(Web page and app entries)
========
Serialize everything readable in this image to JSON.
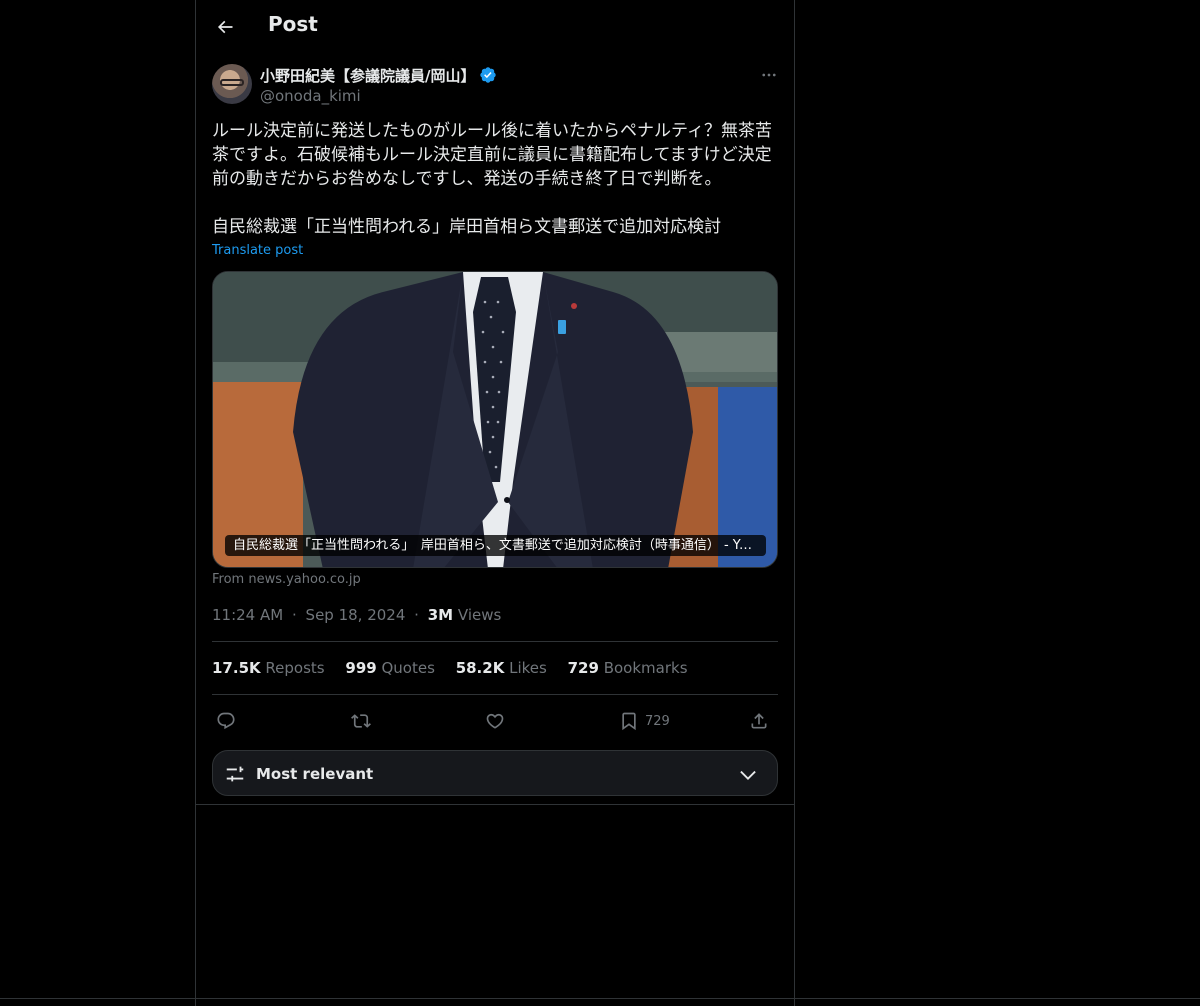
{
  "header": {
    "title": "Post"
  },
  "author": {
    "display_name": "小野田紀美【参議院議員/岡山】",
    "handle": "@onoda_kimi",
    "verified": true,
    "verified_color": "#1d9bf0"
  },
  "post": {
    "text": "ルール決定前に発送したものがルール後に着いたからペナルティ？無茶苦茶ですよ。石破候補もルール決定直前に議員に書籍配布してますけど決定前の動きだからお咎めなしですし、発送の手続き終了日で判断を。\n\n自民総裁選「正当性問われる」岸田首相ら文書郵送で追加対応検討",
    "translate_label": "Translate post"
  },
  "card": {
    "caption": "自民総裁選「正当性問われる」　岸田首相ら、文書郵送で追加対応検討（時事通信） - Yahoo!ニュース",
    "source": "From news.yahoo.co.jp"
  },
  "meta": {
    "time": "11:24 AM",
    "sep1": "·",
    "date": "Sep 18, 2024",
    "sep2": "·",
    "views_count": "3M",
    "views_label": "Views"
  },
  "stats": {
    "reposts": {
      "count": "17.5K",
      "label": "Reposts"
    },
    "quotes": {
      "count": "999",
      "label": "Quotes"
    },
    "likes": {
      "count": "58.2K",
      "label": "Likes"
    },
    "bookmarks": {
      "count": "729",
      "label": "Bookmarks"
    }
  },
  "actions": {
    "reply_icon": "reply-icon",
    "repost_icon": "repost-icon",
    "like_icon": "heart-icon",
    "bookmark_icon": "bookmark-icon",
    "bookmark_count": "729",
    "share_icon": "share-icon"
  },
  "sort": {
    "label": "Most relevant"
  },
  "colors": {
    "background": "#000000",
    "border": "#2f3336",
    "muted": "#71767b",
    "link": "#1d9bf0"
  }
}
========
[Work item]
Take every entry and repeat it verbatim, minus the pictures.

[Exercise response]
Serialize everything readable in this image to JSON.
{
  "header": {
    "title": "Post"
  },
  "author": {
    "display_name": "小野田紀美【参議院議員/岡山】",
    "handle": "@onoda_kimi",
    "verified": true,
    "verified_color": "#1d9bf0"
  },
  "post": {
    "text": "ルール決定前に発送したものがルール後に着いたからペナルティ？無茶苦茶ですよ。石破候補もルール決定直前に議員に書籍配布してますけど決定前の動きだからお咎めなしですし、発送の手続き終了日で判断を。\n\n自民総裁選「正当性問われる」岸田首相ら文書郵送で追加対応検討",
    "translate_label": "Translate post"
  },
  "card": {
    "caption": "自民総裁選「正当性問われる」　岸田首相ら、文書郵送で追加対応検討（時事通信） - Yahoo!ニュース",
    "source": "From news.yahoo.co.jp"
  },
  "meta": {
    "time": "11:24 AM",
    "sep1": "·",
    "date": "Sep 18, 2024",
    "sep2": "·",
    "views_count": "3M",
    "views_label": "Views"
  },
  "stats": {
    "reposts": {
      "count": "17.5K",
      "label": "Reposts"
    },
    "quotes": {
      "count": "999",
      "label": "Quotes"
    },
    "likes": {
      "count": "58.2K",
      "label": "Likes"
    },
    "bookmarks": {
      "count": "729",
      "label": "Bookmarks"
    }
  },
  "actions": {
    "reply_icon": "reply-icon",
    "repost_icon": "repost-icon",
    "like_icon": "heart-icon",
    "bookmark_icon": "bookmark-icon",
    "bookmark_count": "729",
    "share_icon": "share-icon"
  },
  "sort": {
    "label": "Most relevant"
  },
  "colors": {
    "background": "#000000",
    "border": "#2f3336",
    "muted": "#71767b",
    "link": "#1d9bf0"
  }
}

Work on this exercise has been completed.